What an amazing story. The author had a long road to travel with many bumps in the road. He could not remain a man, but had to be a man for his family's sake in the beginning. At the end of the book, when the decision was finally made to go from Jay to Joy I breathed a sigh of relief because I felt that she had finally reached a place in her life where she could be happy and accepted by others.
One would expect that a published poet and English professor would write engaging prose, and this is a beautifully written book. She describes in great detail the turmoil she experienced in deciding to transition, the impact on her family and the loss of her marriage. For anyone struggling with gender identity, or those who know and/or love someone in the throes of this struggle, this book is an honest portrayal of how powerful and overwhelming gender dysphoria can be.
I read this for a book club, and we all thought that it changed our perception and gave us greater understanding of what it is like to be transgender. This book really made me think about gender, gender roles and how we treat others. It was a bit long and sloggy at points, but mostly, a genuine, painful account of what she went through to become herself.

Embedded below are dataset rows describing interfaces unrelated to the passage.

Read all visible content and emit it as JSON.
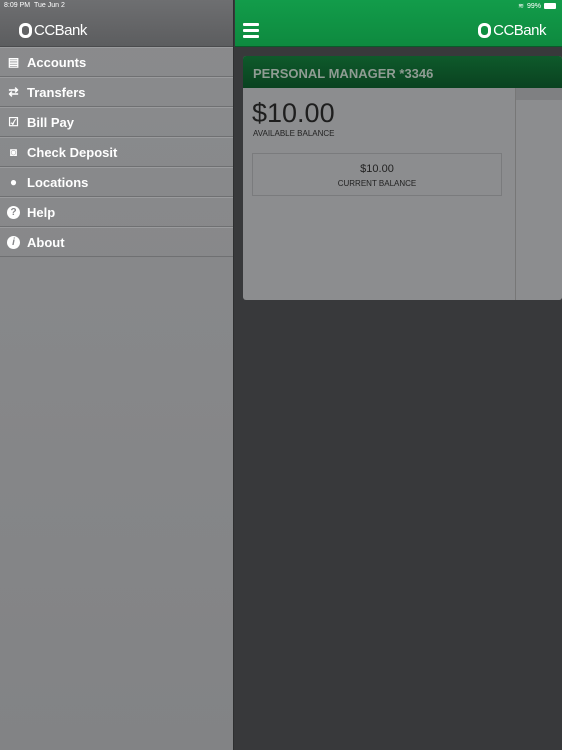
{
  "status_bar": {
    "time": "8:09 PM",
    "date": "Tue Jun 2",
    "battery": "99%"
  },
  "brand": {
    "name": "CCBank",
    "accent": "#119a48"
  },
  "sidebar": {
    "items": [
      {
        "label": "Accounts",
        "icon": "accounts-icon"
      },
      {
        "label": "Transfers",
        "icon": "transfers-icon"
      },
      {
        "label": "Bill Pay",
        "icon": "calendar-check-icon"
      },
      {
        "label": "Check Deposit",
        "icon": "camera-icon"
      },
      {
        "label": "Locations",
        "icon": "map-pin-icon"
      },
      {
        "label": "Help",
        "icon": "help-icon"
      },
      {
        "label": "About",
        "icon": "info-icon"
      }
    ]
  },
  "account": {
    "name": "PERSONAL MANAGER *3346",
    "available": "$10.00",
    "available_label": "AVAILABLE BALANCE",
    "current": "$10.00",
    "current_label": "CURRENT BALANCE"
  }
}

Joy Ladin is a fine writer. She seems to cover almost all aspects of the daily trials of changing her gender in her life. We learn about what happens in her marriage, with her children, and at her job at a Orthodox Jewish facility where she is a hoping to receive tenure. At times I became restless with the intensity and the non-stop focus on Joy's every thought but I would say that how the story was written was mostly justified. This is an unusual story and one would learn a lot about this subject.
Hidden Winter
I wanted to love this book and at times I did. Joy's story is fascinating, especially in 2013 as the focus on understanding trans-gender issues is in the spotlight. This is a hard review to write as I am so glad I read the book and understand her journey. This memoir has allowed me to read other articles and listen to a recent powerful NPR hour on trans-gender with much greater understanding.

At times I thoroughly enjoy the writing and at other times there were either too many details, or not enough. It just didn't flow as I would have hoped being written by an English professor. I wanted to understand more about her relationships with her friends, colleagues and children. I found it interesting how the last 1/3 of the book felt like it was not written by the same person and perhaps the spiritual truth was that she was a different person.

That being said, I gave it 4 stars, because it is important to read.
This is an important book with some beautiful passageS. It's also far too long and at times like an essay, not a memoir. Worth reading though.